#### TASK TO COMPLETE
When a line below contains the string "price", show that line.

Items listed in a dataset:
....................
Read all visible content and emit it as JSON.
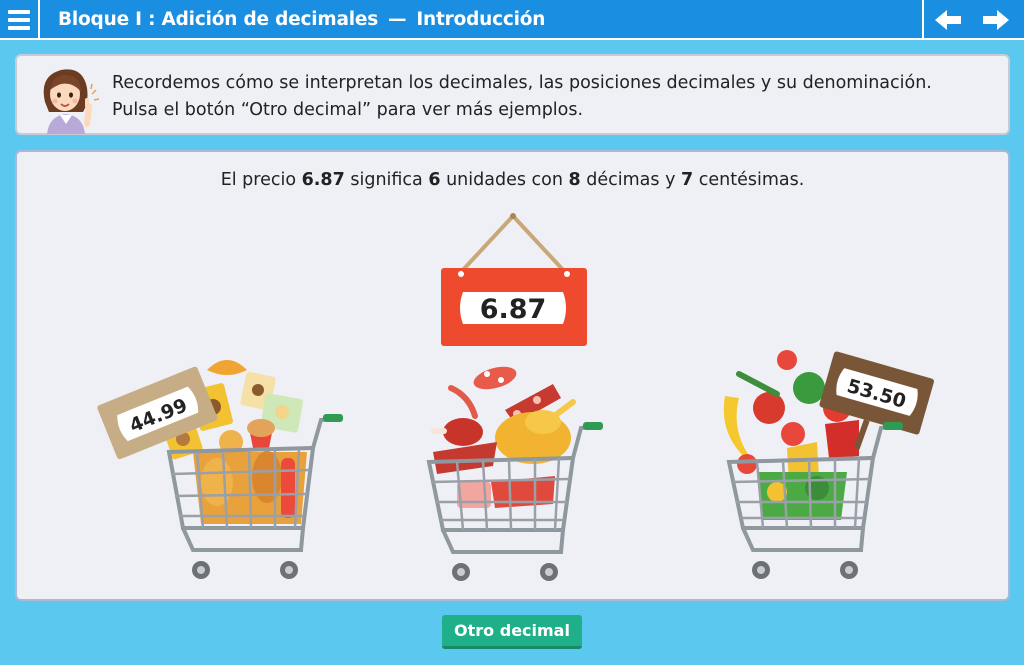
{
  "header": {
    "menu_icon": "hamburger-menu-icon",
    "title_part1": "Bloque I : Adición de decimales",
    "title_dash": "—",
    "title_part2": "Introducción",
    "prev_icon": "arrow-left-icon",
    "next_icon": "arrow-right-icon",
    "bar_color": "#1a8ee0"
  },
  "instruction": {
    "avatar_icon": "teacher-avatar-icon",
    "line1": "Recordemos cómo se interpretan los decimales, las posiciones decimales y su denominación.",
    "line2": "Pulsa el botón “Otro decimal” para ver más ejemplos."
  },
  "explanation": {
    "t1": "El precio ",
    "price": "6.87",
    "t2": " significa ",
    "units": "6",
    "t3": " unidades con ",
    "tenths": "8",
    "t4": " décimas y ",
    "hundredths": "7",
    "t5": " centésimas."
  },
  "main_sign": {
    "value": "6.87",
    "color": "#ee4a2d"
  },
  "carts": [
    {
      "name": "bakery-cart",
      "price": "44.99",
      "icon": "bakery-groceries-icon"
    },
    {
      "name": "meat-cart",
      "price": "",
      "icon": "meat-groceries-icon"
    },
    {
      "name": "produce-cart",
      "price": "53.50",
      "icon": "produce-groceries-icon"
    }
  ],
  "actions": {
    "other_decimal": "Otro decimal",
    "button_color": "#1fb08a"
  }
}
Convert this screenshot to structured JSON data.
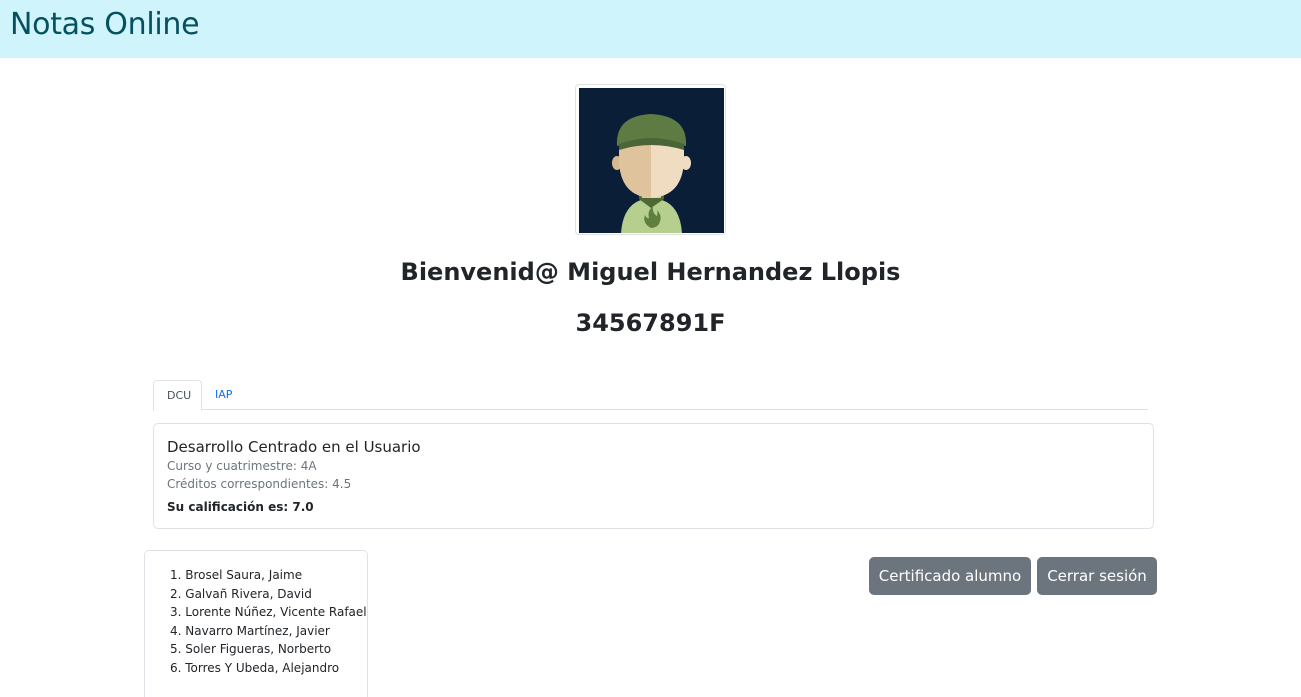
{
  "app": {
    "title": "Notas Online"
  },
  "profile": {
    "welcome": "Bienvenid@ Miguel Hernandez Llopis",
    "dni": "34567891F",
    "avatar_icon": "user-avatar-icon"
  },
  "tabs": [
    {
      "label": "DCU",
      "active": true
    },
    {
      "label": "IAP",
      "active": false
    }
  ],
  "subject": {
    "name": "Desarrollo Centrado en el Usuario",
    "course": "Curso y cuatrimestre: 4A",
    "credits": "Créditos correspondientes: 4.5",
    "grade": "Su calificación es: 7.0"
  },
  "students": [
    "1. Brosel Saura, Jaime",
    "2. Galvañ Rivera, David",
    "3. Lorente Núñez, Vicente Rafael",
    "4. Navarro Martínez, Javier",
    "5. Soler Figueras, Norberto",
    "6. Torres Y Ubeda, Alejandro"
  ],
  "buttons": {
    "certificate": "Certificado alumno",
    "logout": "Cerrar sesión"
  },
  "colors": {
    "header_bg": "#cff4fc",
    "header_text": "#055160",
    "button_bg": "#6c757d",
    "tab_link": "#0d6efd",
    "avatar_bg": "#0b1e38"
  }
}
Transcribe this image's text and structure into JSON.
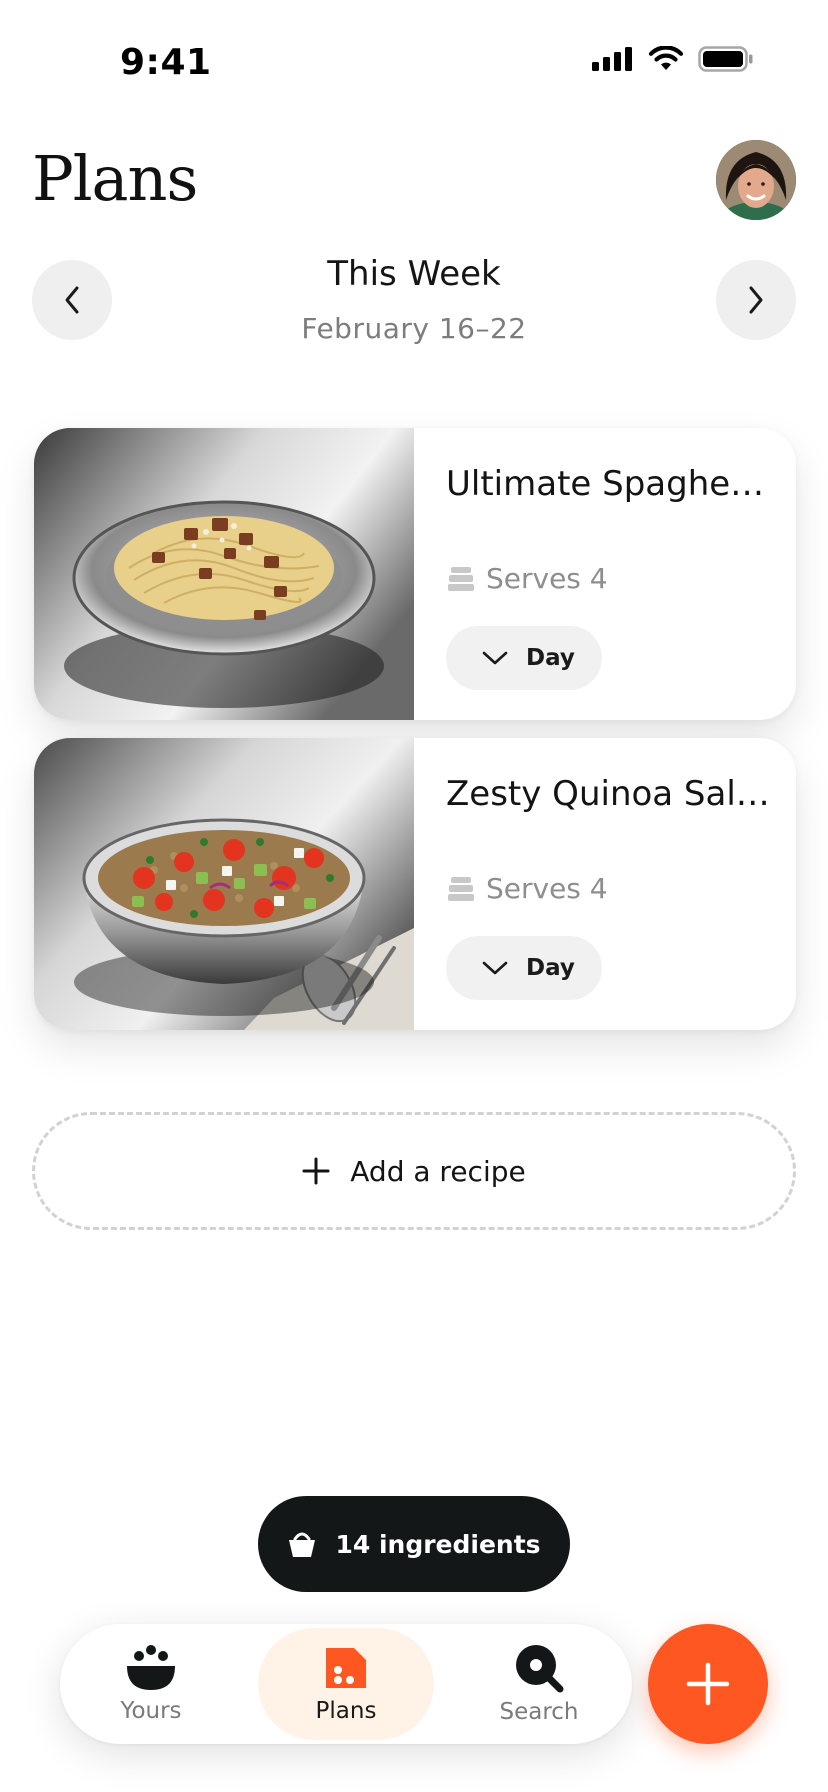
{
  "status_bar": {
    "time": "9:41",
    "icons": [
      "cellular-signal-icon",
      "wifi-icon",
      "battery-icon"
    ]
  },
  "header": {
    "title": "Plans",
    "avatar": "avatar"
  },
  "week": {
    "title": "This Week",
    "range": "February 16–22",
    "prev_icon": "chevron-left-icon",
    "next_icon": "chevron-right-icon"
  },
  "recipes": [
    {
      "title": "Ultimate Spaghetti Carbonara",
      "serves_label": "Serves 4",
      "day_label": "Day",
      "image": "spaghetti-carbonara-image"
    },
    {
      "title": "Zesty Quinoa Salad",
      "serves_label": "Serves 4",
      "day_label": "Day",
      "image": "quinoa-salad-image"
    }
  ],
  "add_recipe": {
    "label": "Add a recipe",
    "icon": "plus-icon"
  },
  "ingredients": {
    "label": "14 ingredients",
    "icon": "basket-icon"
  },
  "tabs": [
    {
      "label": "Yours",
      "icon": "bowl-icon",
      "active": false
    },
    {
      "label": "Plans",
      "icon": "plan-document-icon",
      "active": true
    },
    {
      "label": "Search",
      "icon": "search-icon",
      "active": false
    }
  ],
  "fab": {
    "icon": "plus-icon"
  },
  "colors": {
    "accent": "#fe5722",
    "active_tab_bg": "#fff2e6",
    "pill_bg": "#131717",
    "muted_text": "#7d7d7d"
  }
}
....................
#### TASK ANSWER
    "price": "6.87",
      "price": "44.99",
      "price": "",
      "price": "53.50",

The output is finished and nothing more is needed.